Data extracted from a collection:
════════════════

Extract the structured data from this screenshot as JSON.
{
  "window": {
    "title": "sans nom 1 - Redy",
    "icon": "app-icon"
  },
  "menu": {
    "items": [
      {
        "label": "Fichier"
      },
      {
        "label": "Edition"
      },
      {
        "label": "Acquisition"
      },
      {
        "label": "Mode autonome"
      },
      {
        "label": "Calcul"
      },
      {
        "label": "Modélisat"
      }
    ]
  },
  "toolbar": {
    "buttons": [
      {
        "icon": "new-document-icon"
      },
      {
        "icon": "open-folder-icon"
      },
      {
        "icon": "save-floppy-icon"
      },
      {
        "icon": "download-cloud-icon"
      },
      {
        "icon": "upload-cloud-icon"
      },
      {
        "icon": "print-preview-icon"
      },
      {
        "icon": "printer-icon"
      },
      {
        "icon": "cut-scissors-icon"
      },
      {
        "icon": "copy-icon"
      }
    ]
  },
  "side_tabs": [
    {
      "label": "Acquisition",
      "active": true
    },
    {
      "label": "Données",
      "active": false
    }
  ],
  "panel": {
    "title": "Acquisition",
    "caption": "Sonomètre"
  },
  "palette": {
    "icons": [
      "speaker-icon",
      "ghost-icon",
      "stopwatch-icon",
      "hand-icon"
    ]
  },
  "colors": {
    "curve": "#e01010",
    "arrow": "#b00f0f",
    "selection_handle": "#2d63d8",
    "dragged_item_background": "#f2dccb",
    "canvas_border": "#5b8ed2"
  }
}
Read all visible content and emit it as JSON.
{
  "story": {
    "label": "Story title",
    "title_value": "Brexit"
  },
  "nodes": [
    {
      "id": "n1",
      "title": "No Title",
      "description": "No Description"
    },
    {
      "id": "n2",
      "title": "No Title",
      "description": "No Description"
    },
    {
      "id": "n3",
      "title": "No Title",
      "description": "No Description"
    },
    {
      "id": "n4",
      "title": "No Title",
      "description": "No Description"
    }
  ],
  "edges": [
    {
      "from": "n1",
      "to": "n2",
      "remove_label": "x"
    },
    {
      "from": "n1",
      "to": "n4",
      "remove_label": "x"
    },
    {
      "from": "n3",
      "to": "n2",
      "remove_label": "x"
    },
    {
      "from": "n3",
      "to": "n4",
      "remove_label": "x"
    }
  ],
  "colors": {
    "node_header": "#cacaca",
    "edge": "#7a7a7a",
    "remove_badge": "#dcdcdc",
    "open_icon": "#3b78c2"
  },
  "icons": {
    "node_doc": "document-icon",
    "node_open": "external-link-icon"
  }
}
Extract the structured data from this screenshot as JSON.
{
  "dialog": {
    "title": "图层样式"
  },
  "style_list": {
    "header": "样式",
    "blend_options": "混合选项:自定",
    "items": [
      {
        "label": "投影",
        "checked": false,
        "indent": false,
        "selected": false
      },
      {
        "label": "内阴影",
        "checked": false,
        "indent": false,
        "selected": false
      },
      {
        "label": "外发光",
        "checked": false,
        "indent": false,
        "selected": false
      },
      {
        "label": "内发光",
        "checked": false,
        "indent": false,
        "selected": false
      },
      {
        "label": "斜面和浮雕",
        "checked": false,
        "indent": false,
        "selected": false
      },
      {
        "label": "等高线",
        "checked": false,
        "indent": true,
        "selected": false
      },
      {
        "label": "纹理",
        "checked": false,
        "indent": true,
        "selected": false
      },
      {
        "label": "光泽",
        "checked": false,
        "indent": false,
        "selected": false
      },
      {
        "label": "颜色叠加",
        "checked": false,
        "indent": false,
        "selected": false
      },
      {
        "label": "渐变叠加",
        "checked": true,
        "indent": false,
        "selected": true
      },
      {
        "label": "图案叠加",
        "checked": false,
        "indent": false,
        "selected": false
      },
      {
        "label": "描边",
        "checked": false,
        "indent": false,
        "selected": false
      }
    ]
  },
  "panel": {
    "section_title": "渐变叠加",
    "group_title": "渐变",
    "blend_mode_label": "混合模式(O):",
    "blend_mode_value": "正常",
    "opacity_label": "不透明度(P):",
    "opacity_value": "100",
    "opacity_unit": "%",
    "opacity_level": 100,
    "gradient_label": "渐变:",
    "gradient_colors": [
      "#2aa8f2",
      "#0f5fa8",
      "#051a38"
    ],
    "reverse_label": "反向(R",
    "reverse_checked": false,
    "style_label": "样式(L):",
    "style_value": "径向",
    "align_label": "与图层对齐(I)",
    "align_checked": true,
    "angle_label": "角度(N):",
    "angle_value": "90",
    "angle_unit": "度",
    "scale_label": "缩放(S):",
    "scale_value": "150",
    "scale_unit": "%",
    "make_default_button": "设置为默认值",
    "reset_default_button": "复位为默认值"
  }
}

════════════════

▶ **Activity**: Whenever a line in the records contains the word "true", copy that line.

▶ **Answer to this exercise**:
      "active": true
        "indent": true,
        "indent": true,
        "checked": true,
        "selected": true
    "align_checked": true,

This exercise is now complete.